Before Sunday's summit, the three East Asian countries were in a politically hectic period earlier this year. Lai Ching-te was elected as the president of Taiwan in January, China's annual Two Sessions of its top legislative body and an advisory body took place in March and South Korea's ruling bloc suffered a defeat in the general election in April.

However, the trilateral summit is likely to shy away from sensitive topics by centering around the region.

A senior official of Yoon's office said on condition of anonymity that Monday's talks would "unlikely lead to an uncluttered three-way agreement regarding North Korea issues, the regime's denuclearization and inter-Korean relations," given the time constraints.

The trilateral summit will "unlikely touch upon the AUKUS talks," or a defense and security partnership between the United States, the United Kingdom and Australia, which Seoul and Tokyo have expressed their interest in joining, and which Beijing protested.

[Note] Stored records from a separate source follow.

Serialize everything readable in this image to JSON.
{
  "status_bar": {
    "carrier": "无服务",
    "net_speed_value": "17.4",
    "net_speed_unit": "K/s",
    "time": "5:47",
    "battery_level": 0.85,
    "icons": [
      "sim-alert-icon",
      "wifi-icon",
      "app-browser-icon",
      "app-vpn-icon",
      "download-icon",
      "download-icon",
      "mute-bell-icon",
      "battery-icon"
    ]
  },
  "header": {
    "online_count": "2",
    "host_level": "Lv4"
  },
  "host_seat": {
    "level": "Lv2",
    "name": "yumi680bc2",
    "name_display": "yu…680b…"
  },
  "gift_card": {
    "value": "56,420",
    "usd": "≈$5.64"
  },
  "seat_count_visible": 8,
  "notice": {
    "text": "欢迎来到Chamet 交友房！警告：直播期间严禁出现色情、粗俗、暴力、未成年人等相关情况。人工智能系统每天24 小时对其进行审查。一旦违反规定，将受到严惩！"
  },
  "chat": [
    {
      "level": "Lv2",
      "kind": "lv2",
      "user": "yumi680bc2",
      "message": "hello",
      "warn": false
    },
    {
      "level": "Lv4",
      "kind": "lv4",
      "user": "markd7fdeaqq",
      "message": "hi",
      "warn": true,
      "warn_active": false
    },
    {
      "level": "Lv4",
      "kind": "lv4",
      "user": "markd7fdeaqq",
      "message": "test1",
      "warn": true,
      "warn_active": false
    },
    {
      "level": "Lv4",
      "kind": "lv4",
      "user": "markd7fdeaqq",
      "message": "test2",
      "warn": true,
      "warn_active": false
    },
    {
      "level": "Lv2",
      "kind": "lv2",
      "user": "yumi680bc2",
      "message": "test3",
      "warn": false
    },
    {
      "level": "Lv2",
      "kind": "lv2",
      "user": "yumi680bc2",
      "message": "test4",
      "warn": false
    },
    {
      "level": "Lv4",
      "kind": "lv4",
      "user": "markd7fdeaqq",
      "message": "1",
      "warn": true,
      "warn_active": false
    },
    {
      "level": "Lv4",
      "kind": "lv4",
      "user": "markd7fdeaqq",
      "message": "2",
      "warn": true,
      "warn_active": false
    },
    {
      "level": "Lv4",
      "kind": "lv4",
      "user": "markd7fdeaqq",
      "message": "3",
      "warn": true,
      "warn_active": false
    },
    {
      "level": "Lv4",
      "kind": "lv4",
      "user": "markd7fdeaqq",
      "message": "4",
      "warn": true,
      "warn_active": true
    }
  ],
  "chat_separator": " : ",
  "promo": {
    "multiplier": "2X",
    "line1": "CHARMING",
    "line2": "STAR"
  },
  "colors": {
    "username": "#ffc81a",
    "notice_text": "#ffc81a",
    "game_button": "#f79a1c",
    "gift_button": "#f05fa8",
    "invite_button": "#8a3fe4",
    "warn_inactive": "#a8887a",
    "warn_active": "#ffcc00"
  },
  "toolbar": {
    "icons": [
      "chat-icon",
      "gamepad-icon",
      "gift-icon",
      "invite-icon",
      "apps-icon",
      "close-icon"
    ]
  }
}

The official added that the summit "will not be influenced" after China summoned South Korean and Japanese diplomats Wednesday due to the presence of the two countries' representatives at Taiwanese President Lai Ching-te’s inauguration on Monday.

Following the trilateral summit, Kim said Yoon will receive the President of the United Arab Emirates Mohammed bin Zayed Al Nahyan May 28-29, as he is to be on a two-day state visit to South Korea next week for the first time as the UAE President.

Yoon and Al Nahyan will discuss ways to upgrade the special strategic partnership in terms of clean energy, nuclear power, the defense industry and investment, Kim said.

The meeting of the two leaders will become the first in 16 months since they last met during Yoon's state visit to the UAE in January 2023.

Kim added that Yoon will host the Korea-Africa Summit on June 5 and 6 to push South Korea's strategic relations with the Global South.